Once you have checked each line below, report only the number of lines that contain the word "Free".

### Raw data
:::::
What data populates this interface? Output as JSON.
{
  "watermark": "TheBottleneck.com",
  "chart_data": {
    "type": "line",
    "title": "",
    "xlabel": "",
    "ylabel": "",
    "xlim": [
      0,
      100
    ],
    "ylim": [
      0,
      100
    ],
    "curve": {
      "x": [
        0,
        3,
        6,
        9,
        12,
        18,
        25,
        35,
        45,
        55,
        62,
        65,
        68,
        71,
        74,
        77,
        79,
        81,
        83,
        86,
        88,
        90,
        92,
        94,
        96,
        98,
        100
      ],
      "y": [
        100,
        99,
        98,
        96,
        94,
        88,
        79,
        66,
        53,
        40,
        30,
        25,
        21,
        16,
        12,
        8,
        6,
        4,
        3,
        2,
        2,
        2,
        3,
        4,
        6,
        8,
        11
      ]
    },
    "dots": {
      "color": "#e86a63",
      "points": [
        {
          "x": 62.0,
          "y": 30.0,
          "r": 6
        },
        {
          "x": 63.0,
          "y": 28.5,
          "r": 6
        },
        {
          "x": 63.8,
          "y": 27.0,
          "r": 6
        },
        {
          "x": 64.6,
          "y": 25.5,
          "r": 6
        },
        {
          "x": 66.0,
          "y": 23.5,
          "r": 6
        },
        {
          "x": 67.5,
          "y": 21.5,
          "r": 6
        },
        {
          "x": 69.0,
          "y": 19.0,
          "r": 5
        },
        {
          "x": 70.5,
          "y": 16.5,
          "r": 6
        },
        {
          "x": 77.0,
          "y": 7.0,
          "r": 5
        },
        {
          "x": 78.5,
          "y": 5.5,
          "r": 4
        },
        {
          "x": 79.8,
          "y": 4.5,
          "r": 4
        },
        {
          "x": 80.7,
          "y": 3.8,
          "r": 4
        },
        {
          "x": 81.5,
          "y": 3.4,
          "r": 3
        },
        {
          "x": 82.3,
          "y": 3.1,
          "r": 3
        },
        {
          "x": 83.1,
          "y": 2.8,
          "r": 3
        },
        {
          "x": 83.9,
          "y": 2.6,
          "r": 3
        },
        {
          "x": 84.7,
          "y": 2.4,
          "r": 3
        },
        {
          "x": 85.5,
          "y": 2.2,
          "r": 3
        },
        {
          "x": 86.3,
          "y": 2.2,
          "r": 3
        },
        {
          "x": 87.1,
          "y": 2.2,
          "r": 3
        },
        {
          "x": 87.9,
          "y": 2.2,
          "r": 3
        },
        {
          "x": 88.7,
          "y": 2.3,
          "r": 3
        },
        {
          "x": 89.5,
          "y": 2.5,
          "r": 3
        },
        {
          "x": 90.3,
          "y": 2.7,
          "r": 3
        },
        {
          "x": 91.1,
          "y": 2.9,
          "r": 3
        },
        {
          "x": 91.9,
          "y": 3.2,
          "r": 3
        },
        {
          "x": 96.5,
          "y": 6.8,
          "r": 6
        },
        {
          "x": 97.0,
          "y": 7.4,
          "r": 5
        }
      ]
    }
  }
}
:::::
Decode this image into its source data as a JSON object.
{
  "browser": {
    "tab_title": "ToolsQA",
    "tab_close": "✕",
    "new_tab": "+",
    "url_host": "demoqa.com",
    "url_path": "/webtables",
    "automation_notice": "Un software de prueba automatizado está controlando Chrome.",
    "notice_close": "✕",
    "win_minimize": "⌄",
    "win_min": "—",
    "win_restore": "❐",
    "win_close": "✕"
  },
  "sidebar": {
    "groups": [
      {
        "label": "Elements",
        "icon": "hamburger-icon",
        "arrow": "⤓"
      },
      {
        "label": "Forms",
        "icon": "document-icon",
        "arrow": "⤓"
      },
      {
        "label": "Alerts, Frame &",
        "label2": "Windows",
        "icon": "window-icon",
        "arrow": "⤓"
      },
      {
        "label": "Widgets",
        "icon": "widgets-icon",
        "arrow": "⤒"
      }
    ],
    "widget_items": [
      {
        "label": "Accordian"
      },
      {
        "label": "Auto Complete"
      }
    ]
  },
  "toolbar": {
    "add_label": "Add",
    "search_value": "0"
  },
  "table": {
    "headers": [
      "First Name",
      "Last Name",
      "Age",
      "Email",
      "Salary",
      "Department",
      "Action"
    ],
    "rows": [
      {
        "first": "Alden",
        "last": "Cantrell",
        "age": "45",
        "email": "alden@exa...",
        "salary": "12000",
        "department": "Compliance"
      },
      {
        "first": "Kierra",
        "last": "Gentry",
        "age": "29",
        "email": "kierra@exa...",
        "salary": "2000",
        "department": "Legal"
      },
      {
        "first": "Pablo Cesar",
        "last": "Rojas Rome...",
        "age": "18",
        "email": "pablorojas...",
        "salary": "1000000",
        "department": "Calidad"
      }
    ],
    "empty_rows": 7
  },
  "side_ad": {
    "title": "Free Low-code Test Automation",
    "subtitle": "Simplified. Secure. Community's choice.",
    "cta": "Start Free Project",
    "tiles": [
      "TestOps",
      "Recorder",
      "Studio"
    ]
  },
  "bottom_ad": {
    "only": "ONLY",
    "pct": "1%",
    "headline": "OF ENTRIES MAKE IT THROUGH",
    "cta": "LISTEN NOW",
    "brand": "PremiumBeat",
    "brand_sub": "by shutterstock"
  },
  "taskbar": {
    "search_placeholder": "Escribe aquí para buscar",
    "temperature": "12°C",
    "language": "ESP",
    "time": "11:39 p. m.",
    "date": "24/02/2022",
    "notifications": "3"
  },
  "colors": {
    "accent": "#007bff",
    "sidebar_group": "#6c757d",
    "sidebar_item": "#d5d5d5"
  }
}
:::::
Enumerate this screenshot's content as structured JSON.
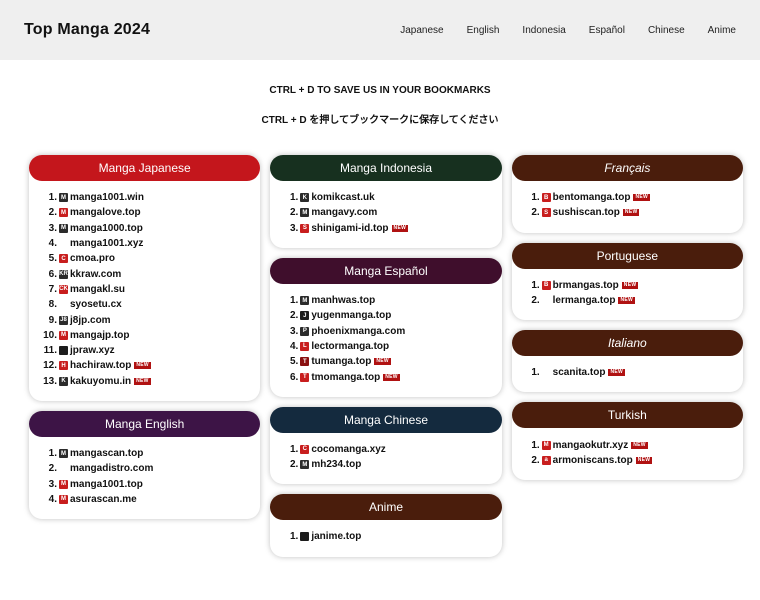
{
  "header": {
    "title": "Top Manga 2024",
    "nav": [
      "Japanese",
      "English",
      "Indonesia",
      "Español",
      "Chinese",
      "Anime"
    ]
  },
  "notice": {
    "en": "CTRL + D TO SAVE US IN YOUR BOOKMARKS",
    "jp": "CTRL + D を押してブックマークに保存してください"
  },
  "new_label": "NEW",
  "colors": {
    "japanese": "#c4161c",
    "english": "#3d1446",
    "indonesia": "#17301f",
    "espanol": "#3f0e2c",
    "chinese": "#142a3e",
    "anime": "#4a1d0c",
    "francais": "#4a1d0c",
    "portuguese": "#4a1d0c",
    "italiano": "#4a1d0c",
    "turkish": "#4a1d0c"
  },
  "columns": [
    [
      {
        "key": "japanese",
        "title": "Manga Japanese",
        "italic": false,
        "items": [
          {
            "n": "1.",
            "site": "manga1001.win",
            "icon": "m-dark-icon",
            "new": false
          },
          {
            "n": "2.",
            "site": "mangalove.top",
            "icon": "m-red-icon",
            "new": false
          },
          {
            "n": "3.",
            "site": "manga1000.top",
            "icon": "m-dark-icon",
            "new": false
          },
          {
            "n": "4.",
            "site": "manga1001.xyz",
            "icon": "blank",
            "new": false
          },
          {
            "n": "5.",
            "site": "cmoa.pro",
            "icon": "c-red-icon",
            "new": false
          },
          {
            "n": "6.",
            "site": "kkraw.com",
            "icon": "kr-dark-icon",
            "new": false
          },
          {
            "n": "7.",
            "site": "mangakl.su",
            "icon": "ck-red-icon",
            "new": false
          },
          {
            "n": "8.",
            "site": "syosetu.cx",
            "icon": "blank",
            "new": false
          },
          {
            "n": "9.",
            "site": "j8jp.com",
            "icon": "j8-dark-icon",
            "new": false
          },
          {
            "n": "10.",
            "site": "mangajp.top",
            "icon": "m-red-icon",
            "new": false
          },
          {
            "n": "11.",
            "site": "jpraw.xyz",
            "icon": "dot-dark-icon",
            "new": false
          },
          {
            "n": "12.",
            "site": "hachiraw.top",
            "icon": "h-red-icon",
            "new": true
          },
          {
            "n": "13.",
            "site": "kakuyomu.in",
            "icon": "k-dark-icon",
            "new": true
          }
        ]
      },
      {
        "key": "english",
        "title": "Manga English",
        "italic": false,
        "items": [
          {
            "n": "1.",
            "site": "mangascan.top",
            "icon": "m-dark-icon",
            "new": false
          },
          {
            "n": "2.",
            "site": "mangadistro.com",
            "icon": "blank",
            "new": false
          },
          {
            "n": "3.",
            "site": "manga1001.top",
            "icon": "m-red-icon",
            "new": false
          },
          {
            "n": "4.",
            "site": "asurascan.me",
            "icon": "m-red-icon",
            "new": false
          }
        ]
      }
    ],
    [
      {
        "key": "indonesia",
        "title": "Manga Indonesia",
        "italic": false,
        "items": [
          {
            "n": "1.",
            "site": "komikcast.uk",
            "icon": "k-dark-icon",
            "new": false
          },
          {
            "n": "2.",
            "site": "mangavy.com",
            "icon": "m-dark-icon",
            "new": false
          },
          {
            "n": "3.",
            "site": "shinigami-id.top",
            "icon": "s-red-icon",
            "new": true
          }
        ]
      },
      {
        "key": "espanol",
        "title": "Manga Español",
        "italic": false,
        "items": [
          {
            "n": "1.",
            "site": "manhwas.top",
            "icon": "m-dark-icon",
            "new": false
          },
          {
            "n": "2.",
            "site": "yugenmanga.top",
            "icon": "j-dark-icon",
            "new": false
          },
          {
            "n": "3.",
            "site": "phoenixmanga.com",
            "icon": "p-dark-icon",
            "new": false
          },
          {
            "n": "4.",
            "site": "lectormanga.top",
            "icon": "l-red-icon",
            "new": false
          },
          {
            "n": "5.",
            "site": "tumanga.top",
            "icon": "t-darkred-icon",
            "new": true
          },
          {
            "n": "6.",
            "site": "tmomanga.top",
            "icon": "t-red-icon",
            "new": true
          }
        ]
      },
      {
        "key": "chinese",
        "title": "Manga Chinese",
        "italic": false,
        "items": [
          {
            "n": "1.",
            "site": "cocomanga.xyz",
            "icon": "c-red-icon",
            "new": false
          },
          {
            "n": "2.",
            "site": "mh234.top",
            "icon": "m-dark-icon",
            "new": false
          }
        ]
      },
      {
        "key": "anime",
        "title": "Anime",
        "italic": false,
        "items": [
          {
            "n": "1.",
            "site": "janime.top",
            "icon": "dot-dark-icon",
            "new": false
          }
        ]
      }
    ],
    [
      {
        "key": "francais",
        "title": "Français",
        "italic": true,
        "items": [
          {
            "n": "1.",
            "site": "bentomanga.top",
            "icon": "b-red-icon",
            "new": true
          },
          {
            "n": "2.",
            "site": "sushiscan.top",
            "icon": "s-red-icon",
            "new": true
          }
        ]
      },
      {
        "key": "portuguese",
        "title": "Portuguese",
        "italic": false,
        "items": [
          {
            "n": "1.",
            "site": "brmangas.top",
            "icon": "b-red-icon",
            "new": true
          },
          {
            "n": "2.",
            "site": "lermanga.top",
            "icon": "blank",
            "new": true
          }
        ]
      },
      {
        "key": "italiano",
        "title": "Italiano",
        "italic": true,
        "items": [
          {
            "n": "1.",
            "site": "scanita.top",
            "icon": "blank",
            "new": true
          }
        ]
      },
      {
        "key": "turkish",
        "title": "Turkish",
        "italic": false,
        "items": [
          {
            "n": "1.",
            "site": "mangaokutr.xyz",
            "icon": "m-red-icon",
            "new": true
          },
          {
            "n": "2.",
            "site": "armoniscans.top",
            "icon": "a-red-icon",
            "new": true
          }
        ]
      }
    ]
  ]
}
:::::
### Answer to this task
2